Major emerging issues are concerned with long-term food security and water cleanliness. As a population that mainly relies on subsistence farming, the loss of about 75% of crops and 50% of animals will drastically affect the population of Vanuatu. The UN estimates that $29.9million is needed to cover the needs of the people for the next 3 months. So far, about $6.4million has been pledged through the UN Flash Appeal. This is an emergency response plan concerning 5 main humanitarian issues; lack of safe drinking water, insufficient access to food, need for emergency shelter, need for medical facilities and supplies and insufficient access to people in need. The UN has already started providing families with seed kits. Replanting of crops is a priority in order to minimise long-term reliance on donated foods.
THE SITUATION IN VANUATU
On the evening of Friday March 13th Cyclone Pam, described by the UN as one of the worst cyclones in Pacific history, hit Vanuatu and destroyed entire villages. Throughout the night and continuing on the 14th of March, the category 5 cyclone tore through the eastern islands of Vanuatu with winds of around 270kmh, gusts peaking at 320kmh. Although Vanuatu experiences a regular cyclone season, locals say this is the worst they have ever witnessed.
Despite some aid agencies, such as World Vision attempting to prepare communities for the oncoming cyclone, about half of Vanuatu's population of 267,000 people have been affected by this natural disaster. President Baldwin Lonsdale has said that about 90% of buildings in Port Vila, Vanuatu's capital situated on the main island of Efate, have been destroyed. Reports and photos of the island of Tanna display the impact of the tropical cyclone. Over 80% of homes and buildings are partially or completely destroyed after bearing the full force of Pam. Recent reports state that 3,300 people are taking shelter in 37 evacuation centres.
We like giving and like useful gifts that encourage positive change! The Banzaid website has now opened an online gift shop! We want to give you an opportunity to send a gift of life.
The online gift shop has a selection of gifts for specific needs in Papua New Guinea and Bangladesh. You can purchase a gift for one of our projects in the name of a friend or family member and get a card that you can send to them telling them about it.

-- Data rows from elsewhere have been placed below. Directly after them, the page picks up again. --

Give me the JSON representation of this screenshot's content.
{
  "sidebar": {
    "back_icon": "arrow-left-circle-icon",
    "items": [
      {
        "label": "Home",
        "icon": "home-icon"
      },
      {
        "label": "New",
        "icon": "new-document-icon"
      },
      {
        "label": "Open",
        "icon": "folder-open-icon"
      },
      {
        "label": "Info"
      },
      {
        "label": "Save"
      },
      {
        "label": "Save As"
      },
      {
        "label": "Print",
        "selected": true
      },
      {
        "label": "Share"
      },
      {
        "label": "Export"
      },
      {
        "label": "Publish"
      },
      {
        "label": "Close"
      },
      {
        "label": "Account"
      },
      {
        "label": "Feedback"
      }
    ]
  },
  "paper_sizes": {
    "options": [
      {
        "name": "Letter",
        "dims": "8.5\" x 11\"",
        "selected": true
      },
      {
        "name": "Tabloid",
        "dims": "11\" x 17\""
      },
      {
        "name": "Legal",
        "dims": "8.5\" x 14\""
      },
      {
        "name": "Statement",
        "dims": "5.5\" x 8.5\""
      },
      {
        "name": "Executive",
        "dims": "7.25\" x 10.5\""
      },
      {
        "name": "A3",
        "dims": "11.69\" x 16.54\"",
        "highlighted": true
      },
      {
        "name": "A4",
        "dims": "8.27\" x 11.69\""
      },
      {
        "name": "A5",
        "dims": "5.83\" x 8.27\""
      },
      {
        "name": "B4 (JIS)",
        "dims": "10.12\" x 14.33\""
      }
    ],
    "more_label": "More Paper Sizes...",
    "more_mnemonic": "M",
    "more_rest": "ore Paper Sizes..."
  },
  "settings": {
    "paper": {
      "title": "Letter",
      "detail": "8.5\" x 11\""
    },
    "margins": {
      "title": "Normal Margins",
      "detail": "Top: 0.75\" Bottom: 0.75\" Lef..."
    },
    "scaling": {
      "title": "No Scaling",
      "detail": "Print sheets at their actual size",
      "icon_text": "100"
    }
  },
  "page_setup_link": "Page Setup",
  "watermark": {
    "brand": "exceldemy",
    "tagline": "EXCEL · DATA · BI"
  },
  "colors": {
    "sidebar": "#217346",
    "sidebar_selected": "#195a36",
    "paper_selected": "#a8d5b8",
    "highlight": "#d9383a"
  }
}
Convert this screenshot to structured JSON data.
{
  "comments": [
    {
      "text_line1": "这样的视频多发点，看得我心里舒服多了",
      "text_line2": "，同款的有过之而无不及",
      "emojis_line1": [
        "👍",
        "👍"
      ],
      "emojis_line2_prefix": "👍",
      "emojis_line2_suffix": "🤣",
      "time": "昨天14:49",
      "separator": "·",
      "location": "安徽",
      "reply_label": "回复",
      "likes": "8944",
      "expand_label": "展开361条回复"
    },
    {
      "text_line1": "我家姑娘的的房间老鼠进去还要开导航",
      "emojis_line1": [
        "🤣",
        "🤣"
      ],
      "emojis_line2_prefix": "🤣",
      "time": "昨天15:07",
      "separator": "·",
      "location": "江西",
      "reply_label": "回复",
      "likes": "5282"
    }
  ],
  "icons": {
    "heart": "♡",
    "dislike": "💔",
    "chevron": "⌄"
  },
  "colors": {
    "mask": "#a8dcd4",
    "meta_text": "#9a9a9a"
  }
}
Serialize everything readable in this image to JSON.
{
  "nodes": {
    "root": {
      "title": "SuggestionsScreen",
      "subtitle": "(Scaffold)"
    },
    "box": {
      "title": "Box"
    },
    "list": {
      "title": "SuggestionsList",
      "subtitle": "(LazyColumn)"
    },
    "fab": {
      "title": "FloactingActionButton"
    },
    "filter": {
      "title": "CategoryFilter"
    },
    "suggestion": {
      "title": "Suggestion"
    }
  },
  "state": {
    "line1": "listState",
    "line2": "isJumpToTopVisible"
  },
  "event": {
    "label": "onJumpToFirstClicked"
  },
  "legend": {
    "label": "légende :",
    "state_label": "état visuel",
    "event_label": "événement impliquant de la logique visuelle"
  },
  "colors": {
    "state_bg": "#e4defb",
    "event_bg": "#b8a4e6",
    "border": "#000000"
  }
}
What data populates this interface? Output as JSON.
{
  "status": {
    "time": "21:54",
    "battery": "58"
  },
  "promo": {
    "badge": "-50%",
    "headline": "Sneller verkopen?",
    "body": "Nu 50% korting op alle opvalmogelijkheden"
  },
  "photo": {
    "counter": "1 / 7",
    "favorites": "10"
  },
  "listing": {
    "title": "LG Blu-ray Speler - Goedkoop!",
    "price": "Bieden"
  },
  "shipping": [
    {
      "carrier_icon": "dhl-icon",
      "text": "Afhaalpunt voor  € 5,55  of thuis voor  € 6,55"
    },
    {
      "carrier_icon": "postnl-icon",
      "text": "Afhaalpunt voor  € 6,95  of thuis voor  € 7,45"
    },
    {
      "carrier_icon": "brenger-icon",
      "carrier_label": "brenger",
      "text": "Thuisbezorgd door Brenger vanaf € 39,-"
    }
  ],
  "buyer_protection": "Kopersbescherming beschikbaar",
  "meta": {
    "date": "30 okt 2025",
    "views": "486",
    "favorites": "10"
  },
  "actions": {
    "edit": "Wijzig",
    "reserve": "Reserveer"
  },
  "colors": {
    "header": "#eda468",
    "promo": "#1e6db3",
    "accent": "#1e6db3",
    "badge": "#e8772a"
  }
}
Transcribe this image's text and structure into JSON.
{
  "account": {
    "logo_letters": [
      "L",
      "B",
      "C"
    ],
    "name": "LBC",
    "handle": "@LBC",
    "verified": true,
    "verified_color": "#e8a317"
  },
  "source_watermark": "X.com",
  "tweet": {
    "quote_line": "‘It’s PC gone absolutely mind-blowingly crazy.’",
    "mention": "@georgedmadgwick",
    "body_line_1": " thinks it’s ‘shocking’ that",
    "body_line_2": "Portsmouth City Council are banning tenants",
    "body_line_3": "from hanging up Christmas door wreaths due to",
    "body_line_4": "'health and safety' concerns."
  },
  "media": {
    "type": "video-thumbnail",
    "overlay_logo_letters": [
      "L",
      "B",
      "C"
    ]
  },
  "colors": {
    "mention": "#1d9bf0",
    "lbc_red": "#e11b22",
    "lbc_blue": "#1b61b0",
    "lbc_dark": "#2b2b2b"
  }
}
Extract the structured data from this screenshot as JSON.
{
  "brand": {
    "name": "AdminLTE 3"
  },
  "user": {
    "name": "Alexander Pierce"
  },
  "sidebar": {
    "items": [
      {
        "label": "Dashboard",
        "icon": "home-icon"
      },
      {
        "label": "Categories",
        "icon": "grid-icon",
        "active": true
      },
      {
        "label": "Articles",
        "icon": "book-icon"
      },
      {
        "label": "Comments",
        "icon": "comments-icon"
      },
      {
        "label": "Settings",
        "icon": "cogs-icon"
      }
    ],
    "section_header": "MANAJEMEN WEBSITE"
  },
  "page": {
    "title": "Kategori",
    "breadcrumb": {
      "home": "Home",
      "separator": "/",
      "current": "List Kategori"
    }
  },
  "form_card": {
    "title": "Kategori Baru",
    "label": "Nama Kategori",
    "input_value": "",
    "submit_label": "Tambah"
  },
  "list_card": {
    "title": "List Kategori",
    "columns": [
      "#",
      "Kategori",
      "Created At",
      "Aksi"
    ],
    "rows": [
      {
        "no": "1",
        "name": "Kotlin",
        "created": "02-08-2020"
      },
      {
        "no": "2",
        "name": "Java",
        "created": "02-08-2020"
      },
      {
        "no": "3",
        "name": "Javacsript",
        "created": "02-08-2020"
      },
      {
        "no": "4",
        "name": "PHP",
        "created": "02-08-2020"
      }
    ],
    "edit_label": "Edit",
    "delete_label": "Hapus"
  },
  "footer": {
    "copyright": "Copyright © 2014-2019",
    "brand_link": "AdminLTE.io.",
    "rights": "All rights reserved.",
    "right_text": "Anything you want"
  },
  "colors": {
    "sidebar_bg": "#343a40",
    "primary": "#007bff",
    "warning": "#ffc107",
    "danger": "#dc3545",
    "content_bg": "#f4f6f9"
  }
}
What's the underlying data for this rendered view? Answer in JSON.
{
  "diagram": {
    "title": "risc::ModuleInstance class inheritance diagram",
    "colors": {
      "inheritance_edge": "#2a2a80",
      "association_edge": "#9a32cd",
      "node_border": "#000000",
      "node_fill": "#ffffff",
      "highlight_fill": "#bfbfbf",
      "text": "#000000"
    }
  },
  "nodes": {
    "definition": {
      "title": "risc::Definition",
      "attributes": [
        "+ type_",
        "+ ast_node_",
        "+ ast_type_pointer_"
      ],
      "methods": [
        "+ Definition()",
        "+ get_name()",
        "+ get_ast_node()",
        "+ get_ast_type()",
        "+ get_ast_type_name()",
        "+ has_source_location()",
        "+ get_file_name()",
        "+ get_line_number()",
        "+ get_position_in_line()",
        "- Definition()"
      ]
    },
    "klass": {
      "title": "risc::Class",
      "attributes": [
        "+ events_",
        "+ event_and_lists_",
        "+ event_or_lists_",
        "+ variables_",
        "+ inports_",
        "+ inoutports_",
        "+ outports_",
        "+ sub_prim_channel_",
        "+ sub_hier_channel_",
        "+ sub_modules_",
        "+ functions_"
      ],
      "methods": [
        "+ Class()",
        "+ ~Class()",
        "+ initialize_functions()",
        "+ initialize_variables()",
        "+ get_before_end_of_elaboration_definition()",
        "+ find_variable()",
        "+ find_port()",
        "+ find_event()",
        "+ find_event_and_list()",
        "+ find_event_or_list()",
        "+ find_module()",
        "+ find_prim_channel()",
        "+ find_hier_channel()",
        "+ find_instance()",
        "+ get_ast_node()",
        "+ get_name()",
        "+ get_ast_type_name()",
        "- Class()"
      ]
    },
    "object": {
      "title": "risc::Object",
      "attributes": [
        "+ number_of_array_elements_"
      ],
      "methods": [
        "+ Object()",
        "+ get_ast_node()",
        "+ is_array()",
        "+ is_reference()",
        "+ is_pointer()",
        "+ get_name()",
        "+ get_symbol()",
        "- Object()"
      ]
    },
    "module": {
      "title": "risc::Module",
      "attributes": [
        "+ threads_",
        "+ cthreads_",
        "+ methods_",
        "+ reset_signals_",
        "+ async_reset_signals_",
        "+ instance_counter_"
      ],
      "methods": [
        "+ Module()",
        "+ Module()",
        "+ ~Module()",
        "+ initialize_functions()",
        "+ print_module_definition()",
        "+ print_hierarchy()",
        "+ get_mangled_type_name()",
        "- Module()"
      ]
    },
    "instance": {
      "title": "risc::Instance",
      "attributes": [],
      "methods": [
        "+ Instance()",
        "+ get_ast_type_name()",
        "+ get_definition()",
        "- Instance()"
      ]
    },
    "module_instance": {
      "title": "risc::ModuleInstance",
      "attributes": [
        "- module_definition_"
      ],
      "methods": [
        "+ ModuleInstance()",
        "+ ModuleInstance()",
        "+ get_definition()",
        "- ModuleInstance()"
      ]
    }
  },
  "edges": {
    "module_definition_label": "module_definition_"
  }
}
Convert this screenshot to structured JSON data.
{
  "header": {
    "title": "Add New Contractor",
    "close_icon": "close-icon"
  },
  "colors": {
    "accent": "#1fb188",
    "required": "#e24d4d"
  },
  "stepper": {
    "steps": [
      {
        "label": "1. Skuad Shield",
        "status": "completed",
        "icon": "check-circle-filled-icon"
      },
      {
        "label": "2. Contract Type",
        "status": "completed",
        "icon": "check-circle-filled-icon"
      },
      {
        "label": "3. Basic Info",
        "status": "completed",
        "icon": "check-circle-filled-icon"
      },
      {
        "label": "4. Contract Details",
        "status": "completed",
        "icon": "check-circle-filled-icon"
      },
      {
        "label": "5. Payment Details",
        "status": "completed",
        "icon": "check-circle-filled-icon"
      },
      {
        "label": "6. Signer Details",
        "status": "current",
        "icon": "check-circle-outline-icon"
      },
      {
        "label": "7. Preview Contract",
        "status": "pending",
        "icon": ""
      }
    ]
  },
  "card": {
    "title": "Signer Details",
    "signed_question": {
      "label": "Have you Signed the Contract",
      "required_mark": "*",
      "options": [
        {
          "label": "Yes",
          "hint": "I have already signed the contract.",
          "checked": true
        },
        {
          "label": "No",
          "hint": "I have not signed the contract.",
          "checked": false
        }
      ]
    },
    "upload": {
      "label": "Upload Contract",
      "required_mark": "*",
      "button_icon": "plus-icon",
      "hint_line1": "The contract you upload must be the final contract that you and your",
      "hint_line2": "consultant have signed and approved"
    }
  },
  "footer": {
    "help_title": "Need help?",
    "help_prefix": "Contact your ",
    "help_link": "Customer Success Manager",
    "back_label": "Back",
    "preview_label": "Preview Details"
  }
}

For rural communities in Chandpur, Bangladesh, there are practical items such as smoke-free cooking stoves, improved toilets and wells for safe drinking water, giving people opportunities to learn through community seminars, materials for children's schooling. For the coffee growers in PNG there will be seedlings for new coffee bushes and a variety of new crops, also a selection of hand tools.
Buy an Easter gift! The Gift Store is open now. Visit us HERE